Dir: Tom Collins. Ire-UK. 91mins.
A melancholy drama of Irish displacement, Kings has 'based on a stage play' written all over it. Not only in a negative sense: this study of the unfulfilled hopes, dreams and promises of five friends who moved to London from the west of Ireland years before is a subtle male-bonding drama with some punchy dialogue, and strong performances from a mostly Gaelic-speaking cast headed by Colm Meaney.
But in the end, despite some grainy backstory inserts, Kings never quite shakes off its theatrical origins, especially in a long final section set in the backroom of a Kilburn pub, where it's not difficult to imagine the actors in the stage version pacing the boards and exiting stage left.
First seen in the Cannes market, the film premiered at the Taormina Film Festival, where it was politely received.
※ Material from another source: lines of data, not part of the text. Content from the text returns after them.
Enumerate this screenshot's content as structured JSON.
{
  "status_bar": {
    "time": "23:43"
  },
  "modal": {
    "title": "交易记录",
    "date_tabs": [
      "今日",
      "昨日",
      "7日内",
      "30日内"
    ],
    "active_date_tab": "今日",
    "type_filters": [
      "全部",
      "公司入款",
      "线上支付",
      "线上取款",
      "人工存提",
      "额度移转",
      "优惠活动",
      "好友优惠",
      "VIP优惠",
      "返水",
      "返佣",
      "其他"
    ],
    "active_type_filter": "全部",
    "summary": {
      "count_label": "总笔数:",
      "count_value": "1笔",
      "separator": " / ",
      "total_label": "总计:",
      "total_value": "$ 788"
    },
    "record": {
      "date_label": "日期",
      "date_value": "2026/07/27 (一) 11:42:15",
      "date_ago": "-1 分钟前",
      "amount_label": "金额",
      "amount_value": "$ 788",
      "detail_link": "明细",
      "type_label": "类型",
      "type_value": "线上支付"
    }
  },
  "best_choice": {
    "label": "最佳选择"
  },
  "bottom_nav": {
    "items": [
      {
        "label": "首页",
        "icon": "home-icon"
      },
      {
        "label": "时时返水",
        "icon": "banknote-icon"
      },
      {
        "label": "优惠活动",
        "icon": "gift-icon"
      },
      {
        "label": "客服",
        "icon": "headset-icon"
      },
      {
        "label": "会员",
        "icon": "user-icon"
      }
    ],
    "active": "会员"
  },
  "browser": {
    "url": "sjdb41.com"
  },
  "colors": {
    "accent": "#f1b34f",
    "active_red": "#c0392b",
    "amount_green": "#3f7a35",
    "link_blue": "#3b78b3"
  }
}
While this looks to be a blueprint for most audiences, Kings may generate warmer reactions at home in Ireland, where immigration issues are still very much alive (though they now revolve more around import than export).
The Gaelic dialogue (which is frequently interlarded with English) may deter some audiences, but then this was never going to be a multiplex item. And the curiosity-value of a Gaelic film set in London could actually turn out to be a selling point abroad - although it's more likely to festivals than distributors who are interested.
The film focuses on six male friends who moved to London from the rural West of Ireland in the 1970s. Thirty years on one dies - possibly having taken his own life - and the other five meet up for the funeral and the wake. It's like the Gaelic Big Chill, except that very little happens in the present timeline outside of lots of talking and drinking (so much alcohol is consumed that just watching has to be bad for the liver).
But the characters are neatly sketched in, without forcing: three in particular stand out - smart, bitter, self-destructive Jap (a fine, gritty performance by actor-playwright Donal O'Kelly), his hangdog, submissive housemate and drinking partner Git (Conroy), and tough building contractor Joe (Meaney), the only one of the five Connemara lads to have struck it rich in England.
Jerky, Super-8-style footage in stark desaturated colour shows the six friends back then, contrasting with the grey present in which London looks as washed up as Donal and Git - unemployed wasters who live in bachelor squalor and begin drinking before breakfast.
There's a pathos in the funeral scenes, focused especially on the dead man's father, Micil, who flies in from Ireland for the day and acts as a reminder of a cultural rootedness, and moral strength, that these long-time immigrants have lost.
There are moments of humour too, as when Donal and Git (a morose, tragicomic Irish buddy act that reminds us of Estragon and Vladimir from Samuel Beckett's Waiting For Godot) steal a wreath from a cemetery to take to their friend's funeral.
But the stand-offs and revelations in the final section are not interesting enough to lift Kings beyond its static barroom setting, and the ironic repetition of the catchphrase 'all for one and one for all' soon becomes irritating. Robert Altman got away with a very similar set-up in Come Back To The Five And Dime Jimmy Dean, Jimmy Dean, but he was Robert Altman - and there we had Cher to look at, rather than five dishevelled Irish topers.
Green Park Films
High Point Films
based on the play The KingsOfTheKilburn High Road by Jimmy Murphy